I make work mainly because of a desire to produce work, but my painting also gives me the opportunity to explore the emotions associated with love and death. I consider my work to be a sort of research project as I am engaged in an ongoing investigation into such things as the relationship between abstraction and representation; contemporary and historical; signifier and signified.
2 What do you intend your work to convey to an audience?
I would like my paintings to move people emotionally in the way that some paintings move me and also for them to make people think about their emotional response to experiences such as love and death. I would also like people to enjoy experiencing them visually, just in terms of colour and light etc.
3 Why do you work in your chosen medium and format?
Partly because I like painting materials and enjoy the physical process of mixing colours and substances, and partly because my work is, to some extent, about painting and paint itself. I refer to the history of painting, not just through the imagery that I select but also through the format and painterly techniques that I employ. I also really enjoy the way that painting allows me to create illusions of light.
4 Technically speaking how do you go about constructing your work, that is the image or object itself? What devices do you employ?
I spend a significant amount of time researching art historical and cinematic material, looking for imagery that can be appropriated and recontexualised within my paintings. Elements of existing paintings and film stills are extracted from their original source, given a new meaning in the context of each painting, and then used (often repeatedly) within my work. I work in series and the borrowed imagery becomes a part of a narrative that continues throughout my practice.

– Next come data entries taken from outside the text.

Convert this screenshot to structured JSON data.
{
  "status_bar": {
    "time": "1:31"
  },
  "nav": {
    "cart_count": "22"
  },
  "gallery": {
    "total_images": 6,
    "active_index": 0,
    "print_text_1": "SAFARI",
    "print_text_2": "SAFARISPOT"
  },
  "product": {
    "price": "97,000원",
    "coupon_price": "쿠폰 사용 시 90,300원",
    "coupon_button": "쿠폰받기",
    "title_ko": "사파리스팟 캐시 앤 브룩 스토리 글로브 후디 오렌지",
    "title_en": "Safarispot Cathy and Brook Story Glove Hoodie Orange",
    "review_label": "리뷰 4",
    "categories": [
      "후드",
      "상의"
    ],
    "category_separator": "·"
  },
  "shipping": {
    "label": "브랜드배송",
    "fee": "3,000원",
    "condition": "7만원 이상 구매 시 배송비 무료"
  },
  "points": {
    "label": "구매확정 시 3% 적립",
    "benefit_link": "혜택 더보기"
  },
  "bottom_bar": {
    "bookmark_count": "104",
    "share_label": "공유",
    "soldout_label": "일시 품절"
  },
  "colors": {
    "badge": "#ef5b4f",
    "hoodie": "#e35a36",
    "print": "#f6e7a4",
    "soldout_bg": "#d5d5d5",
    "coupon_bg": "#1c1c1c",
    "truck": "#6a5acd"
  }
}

I stretch and prime the canvas, and then I use a combination mixing various substances and pouring techniques along with intricately painting small details in oil paint.
5 Which period(s)/artists/specific works of art are you influenced by and how directly? How does this manifest in your work?
I have a particular fascination with seventeenth century still life painting. For several years I have made very direct references to paintings by Dutch and Flemmish painters such as Willem van Aelst, Abraham Mignon, Jan Davidsz de Heem, Rachel Ruysch and Johannes Bosschaert for example. Other significant art historical references include, Vernet, Chardin, Rembrandt, Carravagio and Courbet.
I am almost equally influenced by 20th century abstractionists such as Morris Louis, Willem De Kooning, Mark Rothko, Barnett Newman and Robert Ryman. but then Edward Hopper has also had a significant impact.
Other strong influences include: Ross Bleckner, Jonathan Lasker, Sigmar Polke, Felix Gonzalez Torres, to name but a few!
6 What stimulates/informs your work from the world around you?
Individual expressions of kindness, humility and passion contrasting with the brutality and violence that one experiences and/or observes both locally and globally.
7 What stimulates/informs your work from your own personal experience?
Again… it’s individual expressions of kindness, humility and passion contrasting with brutality and violence.
8 From where do you derive your other visual source material (i.e. non art historical) and how do you implement this material within your work?
I am interested in cinema and sometimes I use film stills as source material for my work. This allows me to reflect on cinematic notions such as illusion and light, sequence and suspense and displaced and disjointed narrative.
9 What are the main problems that you face in making your work?
The main problems I face are almost always to do with auxiliary pressures such as time and money.
10 Where do you intend to take your work from here?
I think the work is likely to evolve quiet naturally as new imagery is introduced. The paintings will probably become more dramatic as more complex narratives are explored.